Here, Mary is clearly echoing the sort of horrible, formal advice given to young ladies by the conduct books (books about how to behave and why) being published at the time. The awful humor here is that, of course, in the actual situation of the Bennets, with actual human beings, with real feelings involved, no one wants to hear this unsympathetic nonsense about the purity of women.
"Pride," observed Mary, who piqued herself upon the solidity of her reflections, "is a very common failing, I believe. By all that I have ever read, I am convinced that it is very common indeed; that human nature is particularly prone to it, and that there are very few of us who do not cherish a feeling of self-complacency on the score of some quality or other, real or imaginary. Vanity and pride are different things, though the words are often used synonymously. A person may be proud without being vain. Pride relates more to our opinion of ourselves, vanity to what we would have others think of us." (5.20)

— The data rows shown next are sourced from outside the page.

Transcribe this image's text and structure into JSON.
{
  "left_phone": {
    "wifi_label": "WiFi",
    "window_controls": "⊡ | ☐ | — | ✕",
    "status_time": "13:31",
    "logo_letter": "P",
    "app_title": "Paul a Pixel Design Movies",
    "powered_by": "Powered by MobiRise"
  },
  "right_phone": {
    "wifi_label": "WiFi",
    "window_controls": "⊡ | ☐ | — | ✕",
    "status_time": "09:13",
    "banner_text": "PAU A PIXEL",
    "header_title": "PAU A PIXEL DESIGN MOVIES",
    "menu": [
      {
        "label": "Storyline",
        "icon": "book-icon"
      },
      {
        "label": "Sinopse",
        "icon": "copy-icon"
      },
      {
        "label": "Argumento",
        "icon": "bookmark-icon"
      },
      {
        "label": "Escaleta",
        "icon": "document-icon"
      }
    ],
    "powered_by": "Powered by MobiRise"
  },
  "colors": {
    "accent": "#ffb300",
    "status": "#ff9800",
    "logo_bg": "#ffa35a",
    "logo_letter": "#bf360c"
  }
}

Mary is our Greek chorus girl, parroting the advice manuals that were popular in the early nineteenth-century. (It's like going around and quoting self-help books.) Sure, she sounds like a real stick-in-the-mud. At the same time, isn't she kind of right? There is a difference between pride and vanity—and it's a lesson that Lizzy and Darcy both have to learn.